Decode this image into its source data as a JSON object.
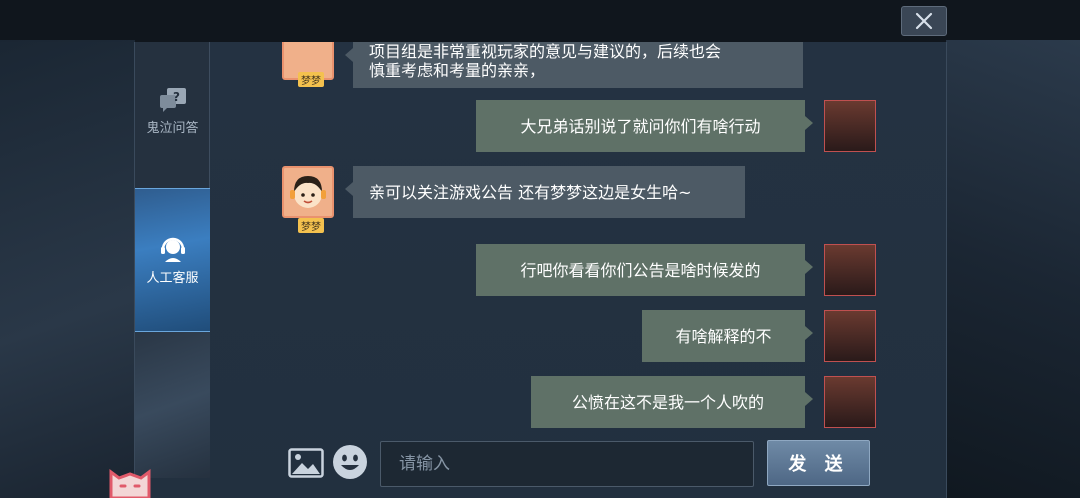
{
  "window": {
    "close_icon": "close-x-icon"
  },
  "sidebar": {
    "items": [
      {
        "label": "鬼泣问答",
        "icon": "question-chat-icon",
        "active": false
      },
      {
        "label": "人工客服",
        "icon": "headset-agent-icon",
        "active": true
      }
    ]
  },
  "chat": {
    "messages": [
      {
        "sender": "bot",
        "name": "梦梦",
        "lines": [
          "项目组是非常重视玩家的意见与建议的，后续也会",
          "慎重考虑和考量的亲亲，"
        ]
      },
      {
        "sender": "user",
        "text": "大兄弟话别说了就问你们有啥行动"
      },
      {
        "sender": "bot",
        "name": "梦梦",
        "text": "亲可以关注游戏公告 还有梦梦这边是女生哈~"
      },
      {
        "sender": "user",
        "text": "行吧你看看你们公告是啥时候发的"
      },
      {
        "sender": "user",
        "text": "有啥解释的不"
      },
      {
        "sender": "user",
        "text": "公愤在这不是我一个人吹的"
      }
    ]
  },
  "input": {
    "placeholder": "请输入",
    "value": "",
    "image_icon": "image-icon",
    "emoji_icon": "smiley-emoji-icon"
  },
  "send_button": {
    "label": "发 送"
  },
  "colors": {
    "bot_bubble": "#4d5a65",
    "user_bubble": "#5f7167",
    "active_tab": "#3b7ec0",
    "bot_name_badge": "#f4c14e"
  }
}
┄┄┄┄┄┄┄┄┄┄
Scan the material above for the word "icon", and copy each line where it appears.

Task result:
    "close_icon": "close-x-icon"
        "icon": "question-chat-icon",
        "icon": "headset-agent-icon",
    "image_icon": "image-icon",
    "emoji_icon": "smiley-emoji-icon"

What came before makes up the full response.